------ PROVIDED RECORDS
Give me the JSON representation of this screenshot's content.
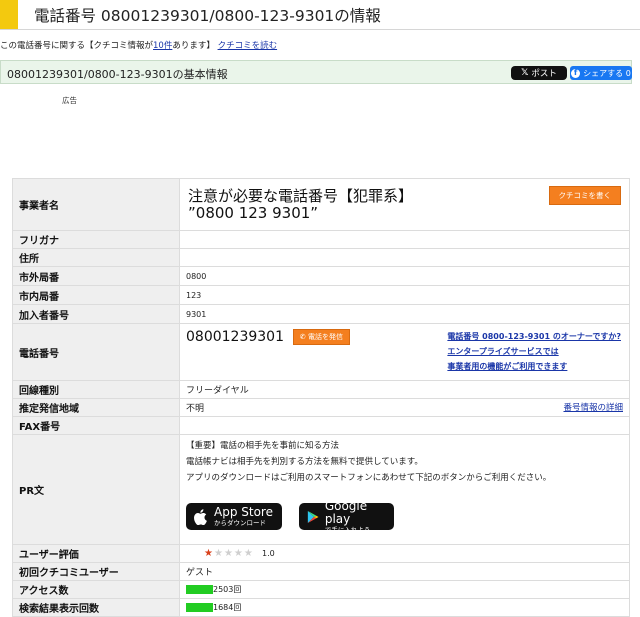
{
  "header": {
    "title": "電話番号 08001239301/0800-123-9301の情報"
  },
  "notice": {
    "prefix": "この電話番号に関する【クチコミ情報が",
    "count_link": "10件",
    "suffix": "あります】",
    "read_link": "クチコミを読む"
  },
  "section": {
    "title": "08001239301/0800-123-9301の基本情報",
    "post_label": "ポスト",
    "share_label": "シェアする 0"
  },
  "ad_label": "広告",
  "table": {
    "business": {
      "label": "事業者名",
      "name_line1": "注意が必要な電話番号【犯罪系】",
      "name_line2": "”0800 123 9301”",
      "button": "クチコミを書く"
    },
    "furigana": {
      "label": "フリガナ",
      "value": ""
    },
    "address": {
      "label": "住所",
      "value": ""
    },
    "area_code": {
      "label": "市外局番",
      "value": "0800"
    },
    "local_code": {
      "label": "市内局番",
      "value": "123"
    },
    "subscriber": {
      "label": "加入者番号",
      "value": "9301"
    },
    "phone": {
      "label": "電話番号",
      "value": "08001239301",
      "call_button": "電話を発信",
      "owner_line1": "電話番号 0800-123-9301 のオーナーですか?",
      "owner_line2": "エンタープライズサービスでは",
      "owner_line3": "事業者用の機能がご利用できます"
    },
    "line_type": {
      "label": "回線種別",
      "value": "フリーダイヤル"
    },
    "location": {
      "label": "推定発信地域",
      "value": "不明",
      "link": "番号情報の詳細"
    },
    "fax": {
      "label": "FAX番号",
      "value": ""
    },
    "pr": {
      "label": "PR文",
      "line1": "【重要】電話の相手先を事前に知る方法",
      "line2": "電話帳ナビは相手先を判別する方法を無料で提供しています。",
      "line3": "アプリのダウンロードはご利用のスマートフォンにあわせて下記のボタンからご利用ください。",
      "appstore_big": "App Store",
      "appstore_small": "からダウンロード",
      "google_big": "Google play",
      "google_small": "で手に入れよう"
    },
    "rating": {
      "label": "ユーザー評価",
      "value": "1.0",
      "stars": 1,
      "max": 5
    },
    "first_user": {
      "label": "初回クチコミユーザー",
      "value": "ゲスト"
    },
    "access": {
      "label": "アクセス数",
      "value": "2503回"
    },
    "search": {
      "label": "検索結果表示回数",
      "value": "1684回"
    }
  },
  "colors": {
    "accent": "#f3c90f",
    "orange": "#f47f1f",
    "link": "#1a36a8",
    "bar": "#22cc22"
  },
  "icons": [
    "x-logo-icon",
    "facebook-icon",
    "phone-icon",
    "apple-icon",
    "google-play-icon",
    "star-icon"
  ]
}
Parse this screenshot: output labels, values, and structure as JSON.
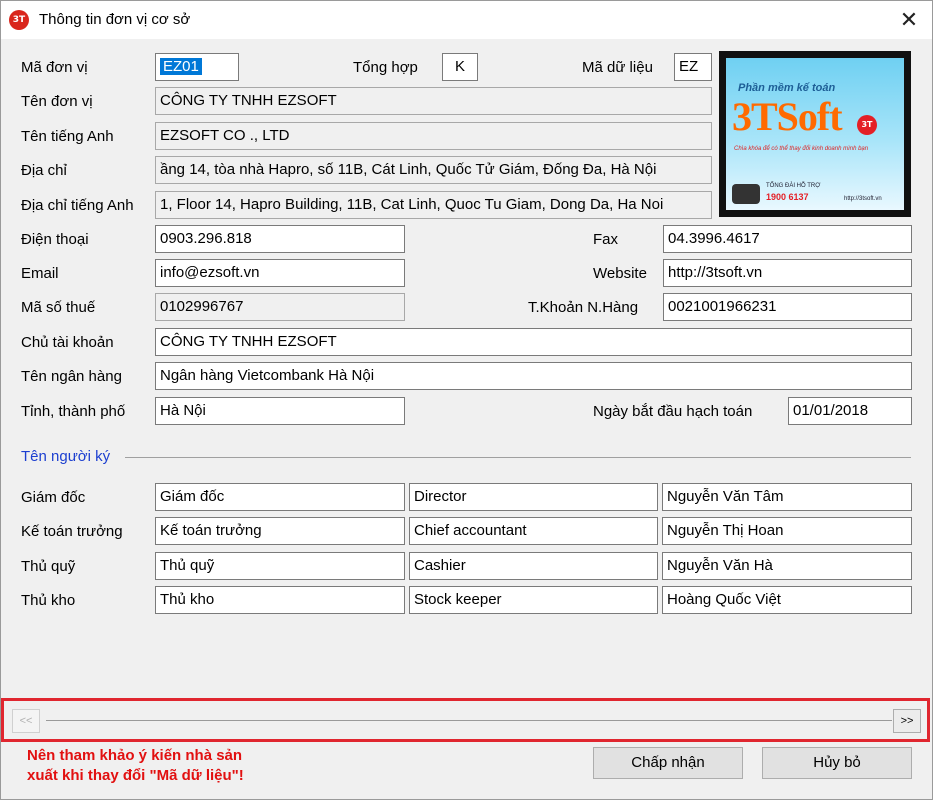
{
  "window": {
    "title": "Thông tin đơn vị cơ sở",
    "close_glyph": "✕",
    "icon": "app-3t-icon"
  },
  "fields": {
    "ma_don_vi": {
      "label": "Mã đơn vị",
      "value": "EZ01"
    },
    "tong_hop": {
      "label": "Tổng hợp",
      "value": "K"
    },
    "ma_du_lieu": {
      "label": "Mã dữ liệu",
      "value": "EZ"
    },
    "ten_don_vi": {
      "label": "Tên đơn vị",
      "value": "CÔNG TY TNHH EZSOFT"
    },
    "ten_tieng_anh": {
      "label": "Tên tiếng Anh",
      "value": "EZSOFT CO ., LTD"
    },
    "dia_chi": {
      "label": "Địa chỉ",
      "value": "ầng 14, tòa nhà Hapro, số 11B, Cát Linh, Quốc Tử Giám, Đống Đa, Hà Nội"
    },
    "dia_chi_tieng_anh": {
      "label": "Địa chỉ tiếng Anh",
      "value": "1, Floor 14, Hapro Building, 11B, Cat Linh, Quoc Tu Giam, Dong Da, Ha Noi"
    },
    "dien_thoai": {
      "label": "Điện thoại",
      "value": "0903.296.818"
    },
    "fax": {
      "label": "Fax",
      "value": "04.3996.4617"
    },
    "email": {
      "label": "Email",
      "value": "info@ezsoft.vn"
    },
    "website": {
      "label": "Website",
      "value": "http://3tsoft.vn"
    },
    "ma_so_thue": {
      "label": "Mã số thuế",
      "value": "0102996767"
    },
    "tai_khoan_ngan_hang": {
      "label": "T.Khoản N.Hàng",
      "value": "0021001966231"
    },
    "chu_tai_khoan": {
      "label": "Chủ tài khoản",
      "value": "CÔNG TY TNHH EZSOFT"
    },
    "ten_ngan_hang": {
      "label": "Tên ngân hàng",
      "value": "Ngân hàng Vietcombank Hà Nội"
    },
    "tinh_thanh_pho": {
      "label": "Tỉnh, thành phố",
      "value": "Hà Nội"
    },
    "ngay_bat_dau": {
      "label": "Ngày bắt đầu hạch toán",
      "value": "01/01/2018"
    }
  },
  "logo": {
    "sub": "Phần mềm kế toán",
    "brand": "3TSoft",
    "badge": "3T",
    "tagline": "Chìa khóa để có thể thay đổi kinh doanh mình bạn",
    "hotline_label": "TỔNG ĐÀI HỖ TRỢ",
    "hotline": "1900 6137",
    "url": "http://3tsoft.vn"
  },
  "signers": {
    "section_title": "Tên người ký",
    "rows": [
      {
        "label": "Giám đốc",
        "title_vi": "Giám đốc",
        "title_en": "Director",
        "name": "Nguyễn Văn Tâm"
      },
      {
        "label": "Kế toán trưởng",
        "title_vi": "Kế toán trưởng",
        "title_en": "Chief accountant",
        "name": "Nguyễn Thị Hoan"
      },
      {
        "label": "Thủ quỹ",
        "title_vi": "Thủ quỹ",
        "title_en": "Cashier",
        "name": "Nguyễn Văn Hà"
      },
      {
        "label": "Thủ kho",
        "title_vi": "Thủ kho",
        "title_en": "Stock keeper",
        "name": "Hoàng Quốc Việt"
      }
    ]
  },
  "pager": {
    "prev": "<<",
    "next": ">>"
  },
  "warning": "Nên tham khảo ý kiến nhà sản\nxuất khi thay đổi \"Mã dữ liệu\"!",
  "buttons": {
    "accept": "Chấp nhận",
    "cancel": "Hủy bỏ"
  },
  "colors": {
    "highlight_border": "#e0262f",
    "warning_text": "#e21010",
    "section_title": "#1c3fd0",
    "selection": "#0078d7"
  }
}
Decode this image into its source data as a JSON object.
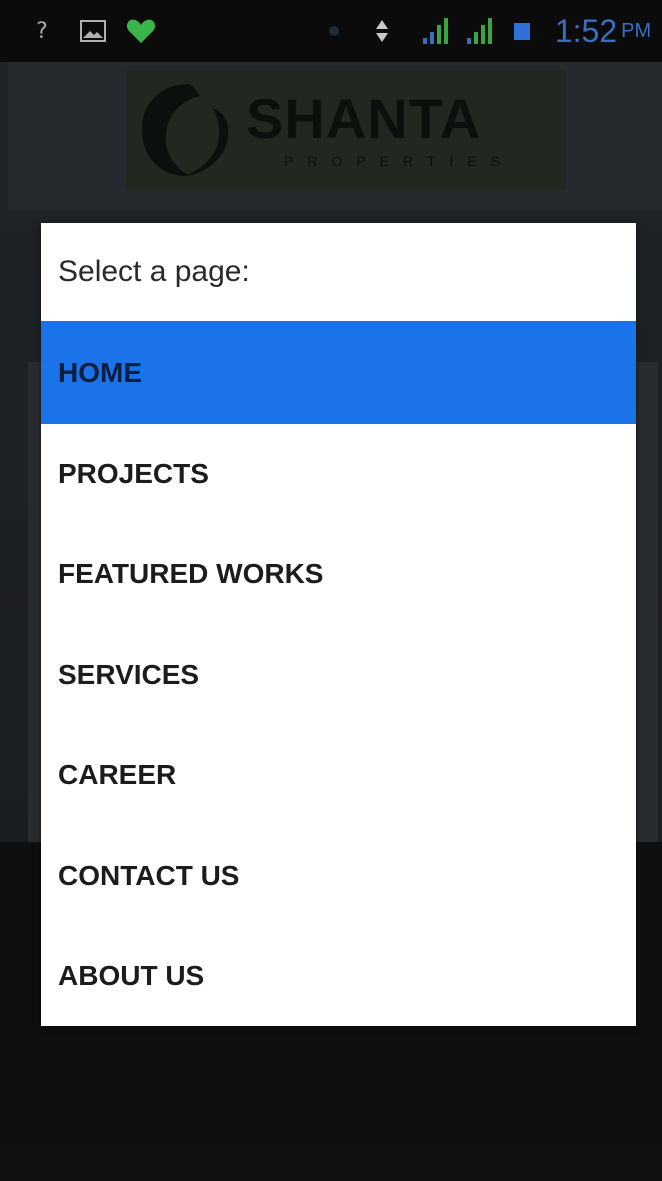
{
  "status_bar": {
    "help_glyph": "?",
    "time": "1:52",
    "ampm": "PM",
    "time_color": "#3a6fbf",
    "heart_color": "#3ab54a",
    "signal_color": "#3aa541",
    "battery_color": "#2e6fd8",
    "icons": [
      "help-icon",
      "image-icon",
      "heart-icon",
      "sync-dot-icon",
      "data-arrows-icon",
      "signal-icon",
      "signal-icon",
      "battery-icon"
    ]
  },
  "app": {
    "logo": {
      "name": "SHANTA",
      "tagline": "PROPERTIES"
    }
  },
  "dialog": {
    "title": "Select a page:",
    "accent_color": "#1a73e8",
    "items": [
      {
        "label": "HOME",
        "selected": true
      },
      {
        "label": "PROJECTS",
        "selected": false
      },
      {
        "label": "FEATURED WORKS",
        "selected": false
      },
      {
        "label": "SERVICES",
        "selected": false
      },
      {
        "label": "CAREER",
        "selected": false
      },
      {
        "label": "CONTACT US",
        "selected": false
      },
      {
        "label": "ABOUT US",
        "selected": false
      }
    ]
  }
}
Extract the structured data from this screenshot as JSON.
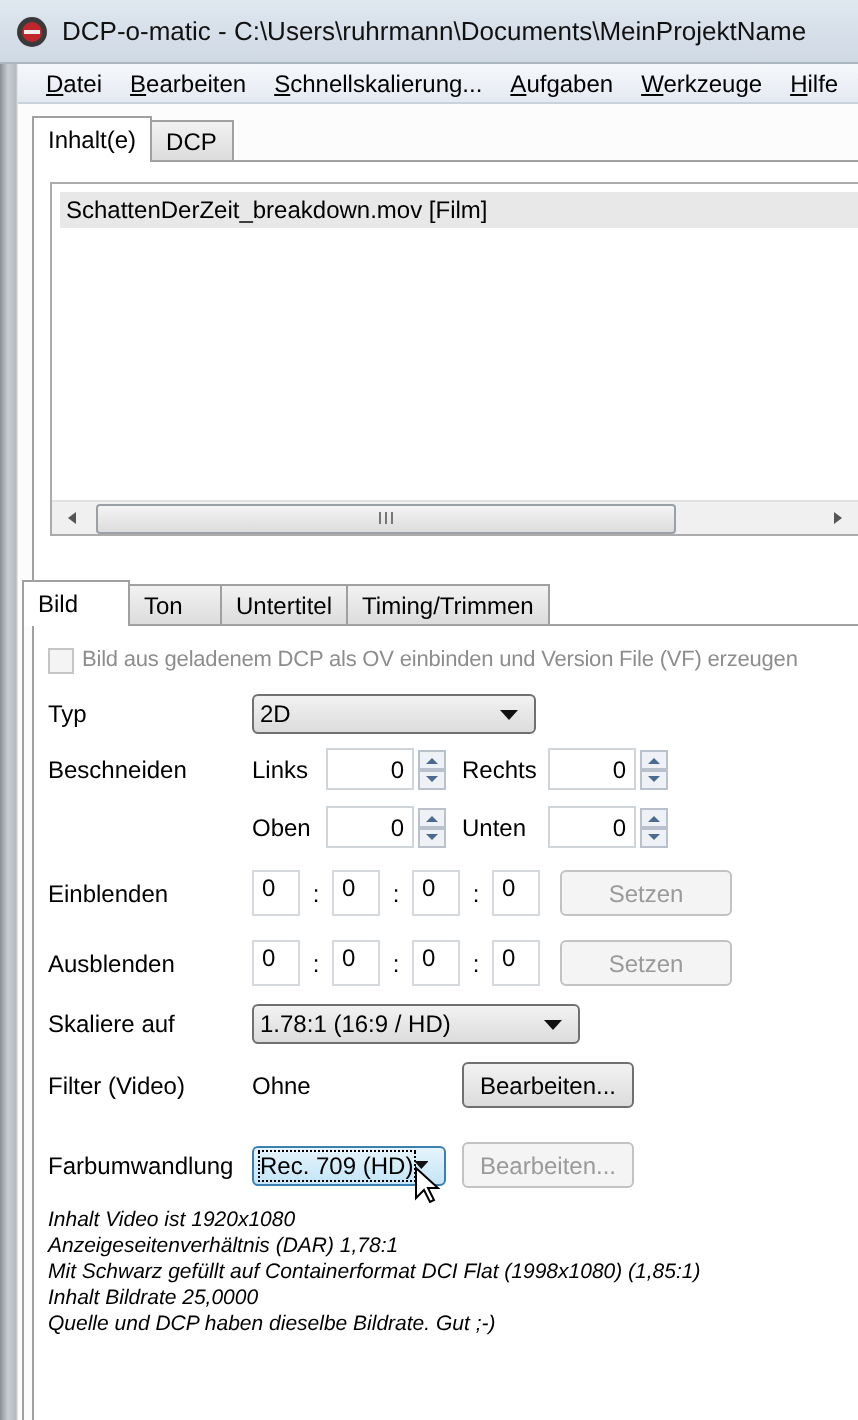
{
  "window": {
    "title": "DCP-o-matic - C:\\Users\\ruhrmann\\Documents\\MeinProjektName"
  },
  "menu": [
    "Datei",
    "Bearbeiten",
    "Schnellskalierung...",
    "Aufgaben",
    "Werkzeuge",
    "Hilfe"
  ],
  "tabs": [
    {
      "label": "Inhalt(e)",
      "selected": true
    },
    {
      "label": "DCP",
      "selected": false
    }
  ],
  "content_list": [
    {
      "label": "SchattenDerZeit_breakdown.mov [Film]",
      "selected": true
    }
  ],
  "sub_tabs": [
    {
      "label": "Bild",
      "selected": true
    },
    {
      "label": "Ton",
      "selected": false
    },
    {
      "label": "Untertitel",
      "selected": false
    },
    {
      "label": "Timing/Trimmen",
      "selected": false
    }
  ],
  "ov_checkbox": {
    "label": "Bild aus geladenem DCP als OV einbinden und Version File (VF) erzeugen",
    "checked": false,
    "disabled": true
  },
  "type": {
    "label": "Typ",
    "value": "2D"
  },
  "crop": {
    "label": "Beschneiden",
    "sides": [
      {
        "label": "Links",
        "value": "0"
      },
      {
        "label": "Rechts",
        "value": "0"
      },
      {
        "label": "Oben",
        "value": "0"
      },
      {
        "label": "Unten",
        "value": "0"
      }
    ]
  },
  "fades": [
    {
      "label": "Einblenden",
      "parts": [
        "0",
        "0",
        "0",
        "0"
      ],
      "separator": ":",
      "button": {
        "label": "Setzen",
        "disabled": true
      }
    },
    {
      "label": "Ausblenden",
      "parts": [
        "0",
        "0",
        "0",
        "0"
      ],
      "separator": ":",
      "button": {
        "label": "Setzen",
        "disabled": true
      }
    }
  ],
  "scale": {
    "label": "Skaliere auf",
    "value": "1.78:1 (16:9 / HD)"
  },
  "filter": {
    "label": "Filter (Video)",
    "value": "Ohne",
    "button": {
      "label": "Bearbeiten...",
      "disabled": false
    }
  },
  "colour": {
    "label": "Farbumwandlung",
    "value": "Rec. 709 (HD)",
    "focused": true,
    "button": {
      "label": "Bearbeiten...",
      "disabled": true
    }
  },
  "info_lines": [
    "Inhalt Video ist 1920x1080",
    "Anzeigeseitenverhältnis (DAR) 1,78:1",
    "Mit Schwarz gefüllt auf Containerformat DCI Flat (1998x1080) (1,85:1)",
    "Inhalt Bildrate 25,0000",
    "Quelle und DCP haben dieselbe Bildrate. Gut ;-)"
  ]
}
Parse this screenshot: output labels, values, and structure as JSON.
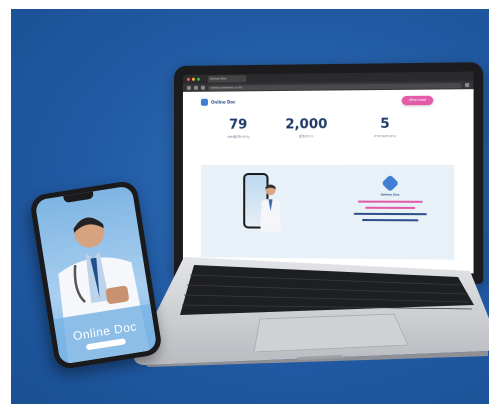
{
  "laptop": {
    "browser": {
      "tab_title": "Online Doc",
      "url": "www.onlinedoc.co.th"
    },
    "page": {
      "logo_text": "Online Doc",
      "cta_label": "ปรึกษาแพทย์",
      "stats": [
        {
          "value": "79",
          "label": "แพทย์ผู้เชี่ยวชาญ"
        },
        {
          "value": "2,000",
          "label": "ผู้ใช้บริการ"
        },
        {
          "value": "5",
          "label": "สาขาเฉพาะทาง"
        }
      ],
      "banner_logo_text": "Online Doc"
    }
  },
  "phone": {
    "title": "Online Doc"
  },
  "colors": {
    "background": "#215aa3",
    "accent_pink": "#e35ba7",
    "stat_text": "#1e3a67",
    "banner_bg": "#e9f1f8"
  }
}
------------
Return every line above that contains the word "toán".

> _REPLY TO THE EXERCISE_:
      "label": "Ngày bắt đầu hạch toán",
    "sub": "Phần mềm kế toán",
        "label": "Kế toán trưởng",
        "title_vi": "Kế toán trưởng",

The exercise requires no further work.